* Website and app data records
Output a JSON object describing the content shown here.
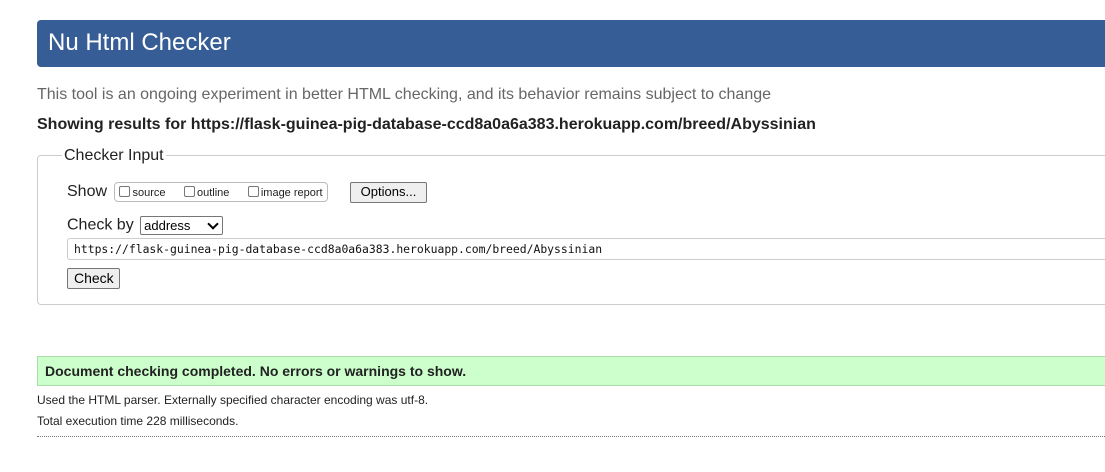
{
  "header": {
    "title": "Nu Html Checker"
  },
  "tagline": "This tool is an ongoing experiment in better HTML checking, and its behavior remains subject to change",
  "showing_results": "Showing results for https://flask-guinea-pig-database-ccd8a0a6a383.herokuapp.com/breed/Abyssinian",
  "checker_input": {
    "legend": "Checker Input",
    "show_label": "Show",
    "show_options": [
      {
        "label": "source",
        "checked": false
      },
      {
        "label": "outline",
        "checked": false
      },
      {
        "label": "image report",
        "checked": false
      }
    ],
    "options_button": "Options...",
    "check_by_label": "Check by",
    "check_by_selected": "address",
    "url_value": "https://flask-guinea-pig-database-ccd8a0a6a383.herokuapp.com/breed/Abyssinian",
    "check_button": "Check"
  },
  "result": {
    "success_message": "Document checking completed. No errors or warnings to show.",
    "success_color": "#ccffcc",
    "parser_info": "Used the HTML parser. Externally specified character encoding was utf-8.",
    "execution_time": "Total execution time 228 milliseconds."
  },
  "colors": {
    "header_bg": "#365d95",
    "header_text": "#ffffff"
  }
}
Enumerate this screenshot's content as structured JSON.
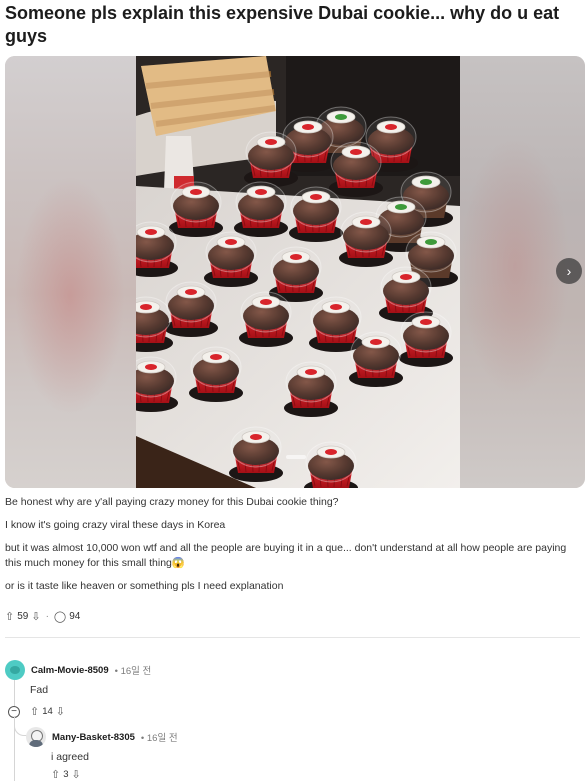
{
  "post": {
    "title": "Someone pls explain this expensive Dubai cookie... why do u eat guys",
    "paragraphs": [
      "Be honest why are y'all paying crazy money for this Dubai cookie thing?",
      "I know it's going crazy viral these days in Korea",
      "but it was almost 10,000 won wtf and all the people are buying it in a que... don't understand at all how people are paying this much money for this small thing😱",
      "or is it taste like heaven or something pls I need explanation"
    ],
    "upvotes": "59",
    "comments": "94"
  },
  "gallery": {
    "next_icon": "chevron-right-icon"
  },
  "comments": [
    {
      "author": "Calm-Movie-8509",
      "time": "16일 전",
      "text": "Fad",
      "votes": "14",
      "replies": [
        {
          "author": "Many-Basket-8305",
          "time": "16일 전",
          "text": "i agreed",
          "votes": "3"
        }
      ]
    }
  ],
  "colors": {
    "cupcake_red": "#c8161d",
    "chocolate": "#4a2a20",
    "avatar_teal": "#4ecbc4"
  }
}
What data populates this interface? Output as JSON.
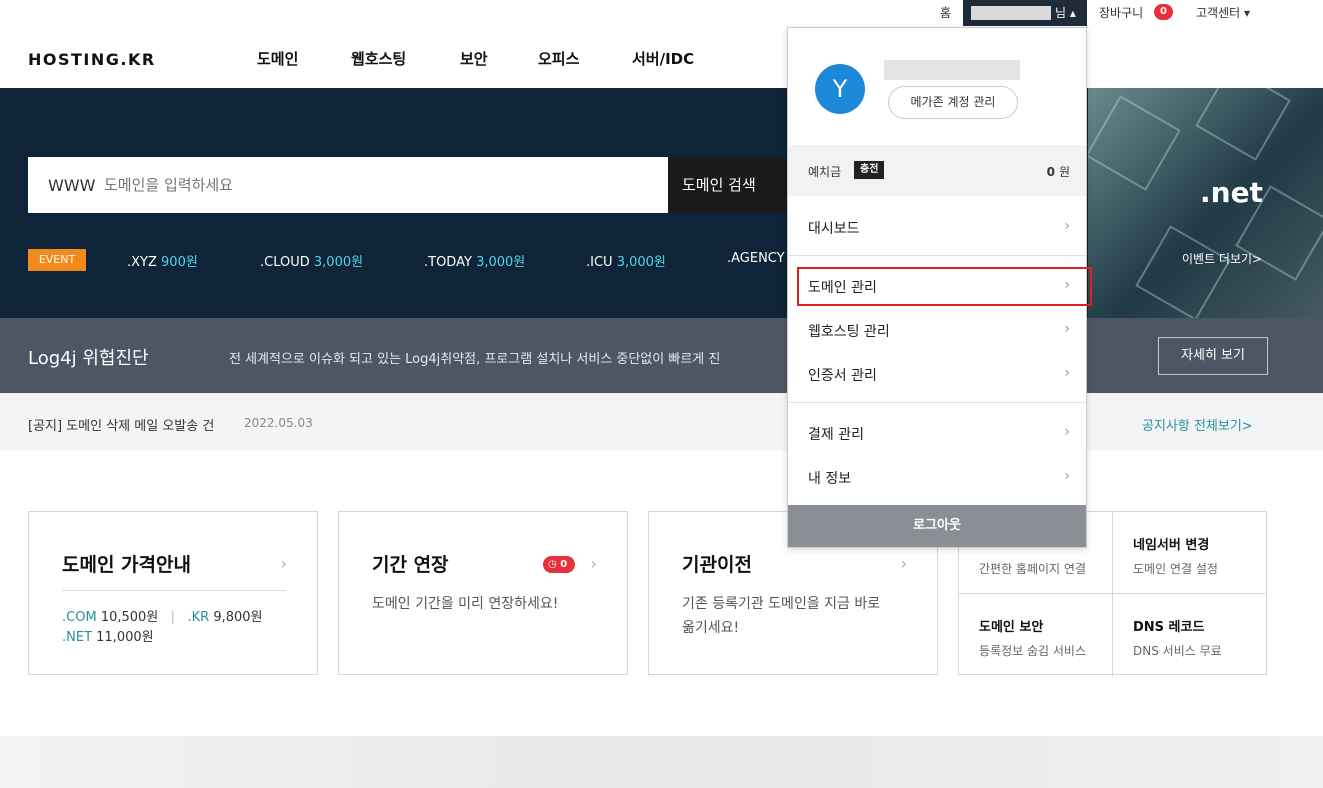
{
  "util": {
    "home": "홈",
    "nim": "님 ▴",
    "cart": "장바구니",
    "cart_count": "0",
    "customer_center": "고객센터 ▾"
  },
  "header": {
    "logo": "HOSTING.KR",
    "nav": [
      "도메인",
      "웹호스팅",
      "보안",
      "오피스",
      "서버/IDC"
    ]
  },
  "hero": {
    "search_prefix": "WWW",
    "search_placeholder": "도메인을 입력하세요",
    "search_button": "도메인 검색",
    "event_badge": "EVENT",
    "extensions": [
      {
        "name": ".XYZ",
        "price": "900원"
      },
      {
        "name": ".CLOUD",
        "price": "3,000원"
      },
      {
        "name": ".TODAY",
        "price": "3,000원"
      },
      {
        "name": ".ICU",
        "price": "3,000원"
      },
      {
        "name": ".AGENCY",
        "price": ""
      }
    ],
    "banner_text": ".net",
    "event_more": "이벤트 더보기>"
  },
  "log4j": {
    "title": "Log4j 위협진단",
    "desc": "전 세계적으로 이슈화 되고 있는 Log4j취약점, 프로그램 설치나 서비스 중단없이 빠르게 진",
    "button": "자세히 보기"
  },
  "notice": {
    "text": "[공지] 도메인 삭제 메일 오발송 건",
    "date": "2022.05.03",
    "all": "공지사항 전체보기>"
  },
  "cards": {
    "price": {
      "title": "도메인 가격안내",
      "com_label": ".COM",
      "com_price": "10,500원",
      "sep": "|",
      "kr_label": ".KR",
      "kr_price": "9,800원",
      "net_label": ".NET",
      "net_price": "11,000원"
    },
    "renew": {
      "title": "기간 연장",
      "count": "0",
      "desc": "도메인 기간을 미리 연장하세요!"
    },
    "transfer": {
      "title": "기관이전",
      "desc1": "기존 등록기관 도메인을 지금 바로",
      "desc2": "옮기세요!"
    },
    "grid": [
      {
        "title": "",
        "desc": "간편한 홈페이지 연결"
      },
      {
        "title": "네임서버 변경",
        "desc": "도메인 연결 설정"
      },
      {
        "title": "도메인 보안",
        "desc": "등록정보 숨김 서비스"
      },
      {
        "title": "DNS 레코드",
        "desc": "DNS 서비스 무료"
      }
    ]
  },
  "dropdown": {
    "avatar_letter": "Y",
    "account_button": "메가존 계정 관리",
    "deposit_label": "예치금",
    "charge_label": "충전",
    "deposit_amount": "0",
    "deposit_unit": "원",
    "menu": [
      "대시보드",
      "도메인 관리",
      "웹호스팅 관리",
      "인증서 관리",
      "결제 관리",
      "내 정보"
    ],
    "logout": "로그아웃"
  },
  "colors": {
    "accent": "#2a8f9a",
    "highlight": "#e02020",
    "hero_bg": "#0f2438",
    "badge": "#e6303a"
  }
}
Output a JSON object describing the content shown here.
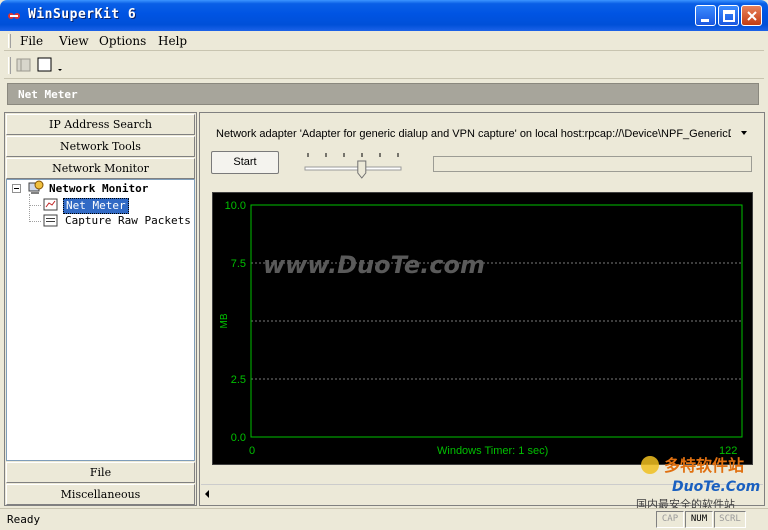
{
  "window": {
    "title": "WinSuperKit 6"
  },
  "menu": [
    "File",
    "View",
    "Options",
    "Help"
  ],
  "header": {
    "title": "Net Meter"
  },
  "nav_buttons_top": [
    "IP Address Search",
    "Network Tools",
    "Network Monitor"
  ],
  "tree": {
    "root": "Network Monitor",
    "children": [
      "Net Meter",
      "Capture Raw Packets"
    ],
    "selected": "Net Meter"
  },
  "nav_buttons_bottom": [
    "File",
    "Miscellaneous"
  ],
  "monitor": {
    "adapter": "Network adapter 'Adapter for generic dialup and VPN capture' on local host:rpcap://\\Device\\NPF_GenericDi",
    "start_label": "Start",
    "slider_fraction": 0.6
  },
  "chart_data": {
    "type": "line",
    "ylabel": "MB",
    "xlabel": "Windows Timer: 1 sec)",
    "yticks": [
      "10.0",
      "7.5",
      "2.5",
      "0.0"
    ],
    "ytick_values": [
      10.0,
      7.5,
      2.5,
      0.0
    ],
    "gridlines": [
      7.5,
      5.0,
      2.5
    ],
    "xlim": [
      0,
      122
    ],
    "xtick_labels": [
      "0",
      "122"
    ],
    "ylim": [
      0,
      10
    ],
    "series": [],
    "colors": {
      "background": "#000000",
      "axis": "#00c000",
      "grid": "#7a7a7a",
      "text": "#00c000"
    }
  },
  "watermark": {
    "text": "www.DuoTe.com",
    "logo_line1": "多特软件站",
    "logo_line2": "DuoTe.Com",
    "logo_line3": "国内最安全的软件站"
  },
  "status": {
    "text": "Ready",
    "indicators": [
      {
        "label": "CAP",
        "active": false
      },
      {
        "label": "NUM",
        "active": true
      },
      {
        "label": "SCRL",
        "active": false
      }
    ]
  }
}
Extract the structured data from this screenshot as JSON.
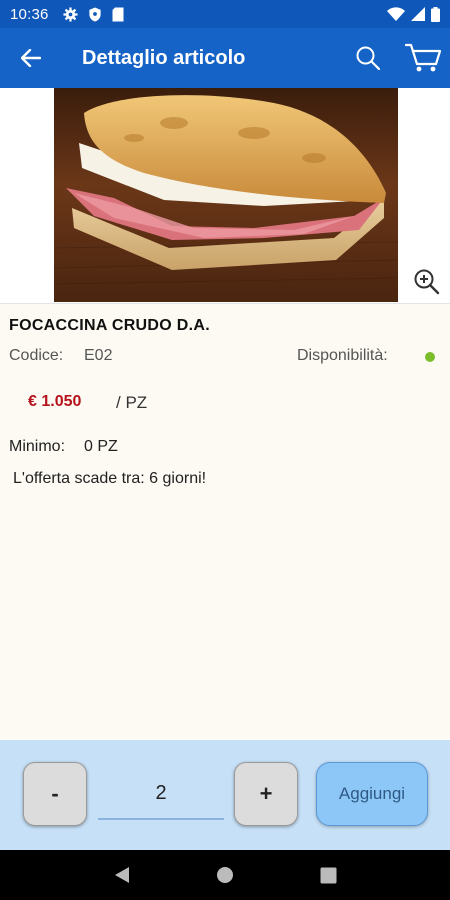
{
  "status_bar": {
    "time": "10:36"
  },
  "header": {
    "title": "Dettaglio articolo"
  },
  "product": {
    "name": "FOCACCINA CRUDO D.A.",
    "code_label": "Codice:",
    "code_value": "E02",
    "availability_label": "Disponibilità:",
    "availability_color": "#7cbd2c",
    "price": "€ 1.050",
    "unit": "/ PZ",
    "minimo_label": "Minimo:",
    "minimo_value": "0 PZ",
    "offer_text": "L'offerta scade tra: 6 giorni!"
  },
  "quantity": {
    "minus_label": "-",
    "value": "2",
    "plus_label": "+",
    "add_label": "Aggiungi"
  },
  "colors": {
    "primary": "#1563c7",
    "status_bar": "#0f57b8",
    "price_red": "#b5121b",
    "panel": "#c6e0f7",
    "add_button": "#8dc7f7"
  },
  "icons": {
    "back": "arrow-left-icon",
    "search": "search-icon",
    "cart": "cart-icon",
    "zoom": "zoom-in-icon"
  }
}
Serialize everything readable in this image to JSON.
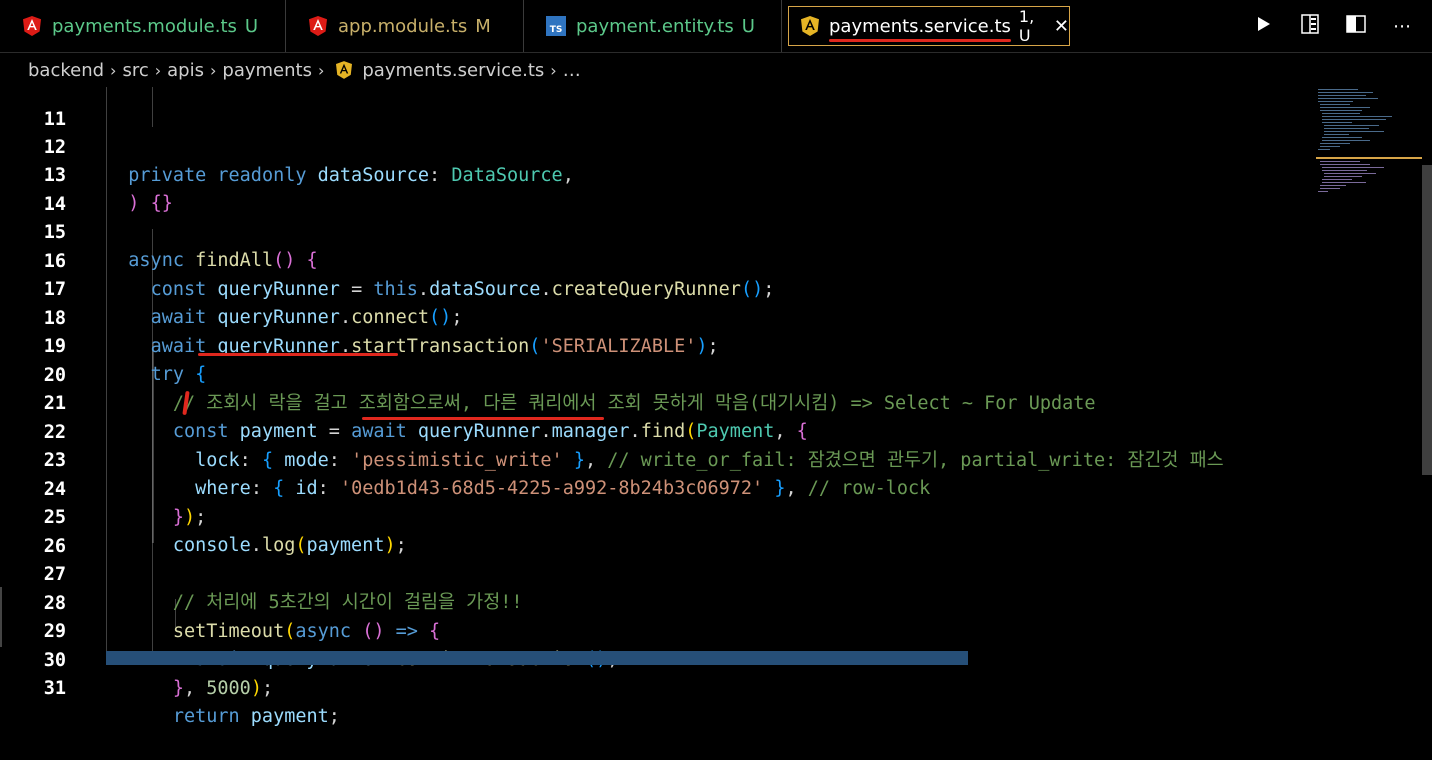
{
  "tabs": [
    {
      "name": "payments.module.ts",
      "status": "U",
      "icon": "angular-icon"
    },
    {
      "name": "app.module.ts",
      "status": "M",
      "icon": "angular-icon"
    },
    {
      "name": "payment.entity.ts",
      "status": "U",
      "icon": "typescript-icon"
    },
    {
      "name": "payments.service.ts",
      "status": "1, U",
      "icon": "angular-yellow-icon",
      "active": true
    }
  ],
  "actions": [
    {
      "icon": "run-icon"
    },
    {
      "icon": "open-changes-icon"
    },
    {
      "icon": "split-editor-icon"
    },
    {
      "icon": "more-icon",
      "glyph": "⋯"
    }
  ],
  "breadcrumb": {
    "items": [
      "backend",
      "src",
      "apis",
      "payments",
      "payments.service.ts",
      "…"
    ],
    "separator": "›"
  },
  "editor": {
    "line_numbers": [
      "11",
      "12",
      "13",
      "14",
      "15",
      "16",
      "17",
      "18",
      "19",
      "20",
      "21",
      "22",
      "23",
      "24",
      "25",
      "26",
      "27",
      "28",
      "29",
      "30",
      "31"
    ],
    "l12": {
      "a": "private",
      "b": "readonly",
      "c": "dataSource",
      "d": ": ",
      "e": "DataSource",
      "f": ","
    },
    "l13": {
      "a": ")",
      "b": "{}"
    },
    "l15": {
      "a": "async",
      "b": "findAll",
      "c": "()",
      "d": "{"
    },
    "l16": {
      "a": "const",
      "b": "queryRunner",
      "c": " = ",
      "d": "this",
      "e": ".",
      "f": "dataSource",
      "g": ".",
      "h": "createQueryRunner",
      "i": "()",
      "j": ";"
    },
    "l17": {
      "a": "await",
      "b": "queryRunner",
      "c": ".",
      "d": "connect",
      "e": "()",
      "f": ";"
    },
    "l18": {
      "a": "await",
      "b": "queryRunner",
      "c": ".",
      "d": "startTransaction",
      "e": "(",
      "f": "'SERIALIZABLE'",
      "g": ")",
      "h": ";"
    },
    "l19": {
      "a": "try",
      "b": "{"
    },
    "l20": {
      "a": "// 조회시 락을 걸고 조회함으로써, 다른 쿼리에서 조회 못하게 막음(대기시킴) => Select ~ For Update"
    },
    "l21": {
      "a": "const",
      "b": "payment",
      "c": " = ",
      "d": "await",
      "e": "queryRunner",
      "f": ".",
      "g": "manager",
      "h": ".",
      "i": "find",
      "j": "(",
      "k": "Payment",
      "l": ", ",
      "m": "{"
    },
    "l22": {
      "a": "lock",
      "b": ": ",
      "c": "{",
      "d": "mode",
      "e": ": ",
      "f": "'pessimistic_write'",
      "g": " ",
      "h": "}",
      "i": ", ",
      "j": "// write_or_fail: 잠겼으면 관두기, partial_write: 잠긴것 패스"
    },
    "l23": {
      "a": "where",
      "b": ": ",
      "c": "{",
      "d": "id",
      "e": ": ",
      "f": "'0edb1d43-68d5-4225-a992-8b24b3c06972'",
      "g": " ",
      "h": "}",
      "i": ", ",
      "j": "// row-lock"
    },
    "l24": {
      "a": "}",
      "b": ")",
      "c": ";"
    },
    "l25": {
      "a": "console",
      "b": ".",
      "c": "log",
      "d": "(",
      "e": "payment",
      "f": ")",
      "g": ";"
    },
    "l27": {
      "a": "// 처리에 5초간의 시간이 걸림을 가정!!"
    },
    "l28": {
      "a": "setTimeout",
      "b": "(",
      "c": "async",
      "d": " ",
      "e": "()",
      "f": " => ",
      "g": "{"
    },
    "l29": {
      "a": "await",
      "b": "queryRunner",
      "c": ".",
      "d": "commitTransaction",
      "e": "()",
      "f": ";"
    },
    "l30": {
      "a": "}",
      "b": ", ",
      "c": "5000",
      "d": ")",
      "e": ";"
    },
    "l31": {
      "a": "return",
      "b": "payment",
      "c": ";"
    }
  },
  "colors": {
    "accent_border": "#d7a548",
    "annotation": "#e0281e",
    "untracked": "#5cc98a",
    "modified": "#c8b06a"
  }
}
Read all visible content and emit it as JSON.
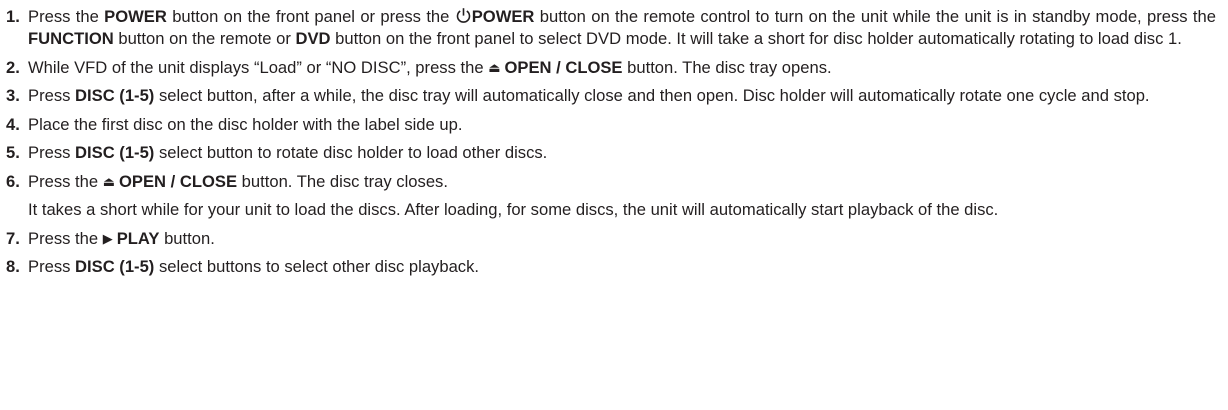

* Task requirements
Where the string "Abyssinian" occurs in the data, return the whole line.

* Response to the exercise
  "showing_results": "Showing results for https://flask-guinea-pig-database-ccd8a0a6a383.herokuapp.com/breed/Abyssinian",
    "url_value": "https://flask-guinea-pig-database-ccd8a0a6a383.herokuapp.com/breed/Abyssinian",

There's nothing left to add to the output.